"mux_val" positive integer
"scale" real number
"offset" real number
"min" real number
"max" real number
"unit" ASCII string
In order to specify the Transmit message to send on event and requests as defined in Figure 5, the following code should be executed:
transmit_type = {
"On event": True,
"On timer": False
}
mdl.set_property_value(mdl.prop(can_component, "transmit_type"), transmit_type)

signals = [
{"name": "signal0", "start_bit": 0, "length": 8, "byte_order": "Little Endian", "data_type": "uint", "mux_type": "None"},
{"name": "signal1", "start_bit": 8, "length": 8, "byte_order": "Little Endian", "data_type": "uint", "mux_type": "Muxer"},
{"name": "signal2", "start_bit": 16, "length": 8, "byte_order": "Little Endian", "data_type": "uint", "mux_type": "Muxed", "mux_val": "0"},
{"name": "signal3", "start_bit": 16, "length": 8, "byte_order": "Little Endian", "data_type": "uint", "mux_type": "Muxed", "mux_val": "1"}
]
mdl.set_property_value(mdl.prop(can_component, "signals"), signals)
In order to use a DBC file to specify the message parameters, just set the file_path property to the path of the desired DBC file. The component will automatically parse the file and you just need to choose the desired message. The following code illustrates this:
dbc_file_path = r"C\dbc_files\ford_fusion_2018_pt.dbc"
mdl.set_property_value(mdl.prop(can_component, "file_path"), dbc_file_path)
mdl.set_property_value(mdl.prop(can_component, "choose_message"), "Lane_Keep_Assist_Control")

## Virtual HIL support

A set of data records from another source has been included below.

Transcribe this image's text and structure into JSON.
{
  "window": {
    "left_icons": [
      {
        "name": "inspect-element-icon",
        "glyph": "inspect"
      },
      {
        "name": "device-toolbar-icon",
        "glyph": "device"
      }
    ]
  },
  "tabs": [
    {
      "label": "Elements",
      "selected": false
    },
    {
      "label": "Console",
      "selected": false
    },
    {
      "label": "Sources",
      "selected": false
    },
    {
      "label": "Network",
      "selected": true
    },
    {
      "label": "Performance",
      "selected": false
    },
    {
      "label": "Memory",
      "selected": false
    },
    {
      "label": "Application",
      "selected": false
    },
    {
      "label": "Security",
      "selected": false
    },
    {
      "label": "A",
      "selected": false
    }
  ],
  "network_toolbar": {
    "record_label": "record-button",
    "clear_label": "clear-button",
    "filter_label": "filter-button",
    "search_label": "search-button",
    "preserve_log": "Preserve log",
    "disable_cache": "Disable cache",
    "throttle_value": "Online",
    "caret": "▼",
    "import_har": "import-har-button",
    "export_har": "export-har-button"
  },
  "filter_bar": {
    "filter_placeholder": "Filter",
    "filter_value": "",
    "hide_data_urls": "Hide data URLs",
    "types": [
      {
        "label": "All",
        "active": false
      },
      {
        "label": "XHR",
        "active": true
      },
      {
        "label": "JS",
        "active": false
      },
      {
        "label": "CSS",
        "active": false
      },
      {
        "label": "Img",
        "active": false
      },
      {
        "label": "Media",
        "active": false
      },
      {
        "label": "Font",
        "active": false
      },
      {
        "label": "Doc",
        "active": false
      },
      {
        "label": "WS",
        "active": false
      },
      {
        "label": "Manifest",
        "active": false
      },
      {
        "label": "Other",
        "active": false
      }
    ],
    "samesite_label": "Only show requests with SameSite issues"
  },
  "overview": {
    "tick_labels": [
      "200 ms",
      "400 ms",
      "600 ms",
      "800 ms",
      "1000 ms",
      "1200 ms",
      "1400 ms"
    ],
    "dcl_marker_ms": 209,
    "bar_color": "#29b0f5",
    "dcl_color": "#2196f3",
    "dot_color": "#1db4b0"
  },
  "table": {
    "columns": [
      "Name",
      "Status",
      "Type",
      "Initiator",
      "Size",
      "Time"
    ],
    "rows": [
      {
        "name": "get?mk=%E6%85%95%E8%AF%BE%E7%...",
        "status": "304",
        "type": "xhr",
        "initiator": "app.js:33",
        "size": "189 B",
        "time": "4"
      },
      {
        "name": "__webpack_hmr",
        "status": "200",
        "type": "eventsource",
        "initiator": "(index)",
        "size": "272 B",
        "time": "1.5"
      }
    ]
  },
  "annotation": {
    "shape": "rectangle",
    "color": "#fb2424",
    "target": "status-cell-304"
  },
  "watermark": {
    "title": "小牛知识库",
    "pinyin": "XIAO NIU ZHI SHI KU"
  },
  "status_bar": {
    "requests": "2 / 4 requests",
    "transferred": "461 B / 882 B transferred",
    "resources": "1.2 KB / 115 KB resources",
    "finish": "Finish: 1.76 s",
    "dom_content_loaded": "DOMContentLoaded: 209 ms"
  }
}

Virtual HIL currently does not support this protocol. When using a Virtual HIL environment (e.g. when running the model on a local computer), inputs to this component will be discarded and outputs from this component will be zeroed.